Release from Lanark County Council
Council passed a motion to continue a roadside weed spraying program in 2016 for all county roads for two consecutive years, and then to proceed with biannual spraying of 50 per cent of the road system starting in year three. The decision follows a report from the public works department about the results of the 2015 trial program.
The program was initiated as a strategy to combat wild parsnip, which is a noxious, invasive plant that is becoming increasingly common in the county. In 2015, the public works department received many calls from the public expressing concern about the weed and about the health hazards associated with it. In the first year, controlled herbicide spraying by a qualified, licenced contractor was completed along 80 km of county roads using Clearview, which selectively kills broadleaf weeds but not grasses. Notification of the spraying was advertised through various means, and the county received no requests for “no spraying” signs.
The effects of spraying were monitored and an 80- to 90-per cent effectiveness rate was observed, with no indication of wild parsnip regrowth one month after it was completed.

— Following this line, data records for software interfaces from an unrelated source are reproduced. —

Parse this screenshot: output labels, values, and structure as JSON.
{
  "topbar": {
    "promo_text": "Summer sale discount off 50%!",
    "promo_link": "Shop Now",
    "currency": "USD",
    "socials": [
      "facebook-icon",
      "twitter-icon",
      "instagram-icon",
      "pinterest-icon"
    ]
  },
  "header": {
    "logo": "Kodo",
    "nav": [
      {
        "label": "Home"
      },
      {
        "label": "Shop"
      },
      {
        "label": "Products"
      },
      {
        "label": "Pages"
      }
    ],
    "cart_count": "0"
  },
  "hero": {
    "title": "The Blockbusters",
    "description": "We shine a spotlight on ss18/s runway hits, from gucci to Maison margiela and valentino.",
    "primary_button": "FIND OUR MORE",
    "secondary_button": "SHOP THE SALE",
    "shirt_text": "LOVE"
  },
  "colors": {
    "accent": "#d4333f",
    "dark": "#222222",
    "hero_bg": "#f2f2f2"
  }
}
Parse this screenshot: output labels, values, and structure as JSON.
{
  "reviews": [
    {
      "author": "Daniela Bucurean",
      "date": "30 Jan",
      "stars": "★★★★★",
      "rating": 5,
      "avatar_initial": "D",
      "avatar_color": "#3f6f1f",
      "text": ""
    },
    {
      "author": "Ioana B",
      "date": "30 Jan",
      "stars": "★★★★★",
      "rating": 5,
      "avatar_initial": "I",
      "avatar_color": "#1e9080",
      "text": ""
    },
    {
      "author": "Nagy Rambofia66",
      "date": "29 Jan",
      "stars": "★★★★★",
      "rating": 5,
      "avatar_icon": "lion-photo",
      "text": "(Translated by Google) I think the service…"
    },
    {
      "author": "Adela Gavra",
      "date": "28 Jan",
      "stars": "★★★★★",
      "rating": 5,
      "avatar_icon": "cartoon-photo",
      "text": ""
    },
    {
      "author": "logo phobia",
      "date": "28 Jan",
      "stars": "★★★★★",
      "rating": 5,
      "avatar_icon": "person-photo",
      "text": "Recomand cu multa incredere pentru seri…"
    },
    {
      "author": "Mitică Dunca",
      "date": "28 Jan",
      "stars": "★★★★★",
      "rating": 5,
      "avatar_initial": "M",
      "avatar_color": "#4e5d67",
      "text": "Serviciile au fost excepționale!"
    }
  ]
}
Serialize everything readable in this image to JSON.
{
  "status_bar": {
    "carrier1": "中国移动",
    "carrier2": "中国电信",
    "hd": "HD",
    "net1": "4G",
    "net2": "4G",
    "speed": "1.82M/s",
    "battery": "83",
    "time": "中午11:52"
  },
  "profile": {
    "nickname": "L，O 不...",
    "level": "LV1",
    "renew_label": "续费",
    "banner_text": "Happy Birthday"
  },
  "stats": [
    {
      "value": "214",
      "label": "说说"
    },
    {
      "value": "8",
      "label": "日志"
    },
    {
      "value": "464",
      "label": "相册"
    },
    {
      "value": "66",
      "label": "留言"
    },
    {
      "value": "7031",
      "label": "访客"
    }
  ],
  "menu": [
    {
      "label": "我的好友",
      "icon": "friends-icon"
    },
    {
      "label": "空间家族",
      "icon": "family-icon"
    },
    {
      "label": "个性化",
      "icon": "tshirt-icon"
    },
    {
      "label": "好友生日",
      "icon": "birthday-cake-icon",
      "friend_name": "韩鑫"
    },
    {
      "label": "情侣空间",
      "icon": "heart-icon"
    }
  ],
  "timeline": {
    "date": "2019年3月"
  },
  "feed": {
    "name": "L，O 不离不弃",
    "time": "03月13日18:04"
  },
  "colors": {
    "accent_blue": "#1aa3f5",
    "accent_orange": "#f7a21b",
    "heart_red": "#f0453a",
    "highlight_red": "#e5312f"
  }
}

A weed audit completed on the entire county road system showed about 95 per cent of the road sections contained wild parsnip or other noxious weeds within the road allowance, and concern about safety of volunteers due to health hazards associated with wild parsnip led to the cancellation of the fall Adopt-a-Road program.
“Controlling wild parsnip would contribute to the safety of public works personnel and the general public,” says Terry McCann, Director of Public Works. Many residents have asked for greater controls of wild parsnip. Ongoing monitoring of the effectiveness will be undertaken, along with continuous liaising with industry experts and adjacent counties.
For more information, contact Terry McCann, Director of Public Works, at 1-888-9-LANARK, ext. 3190.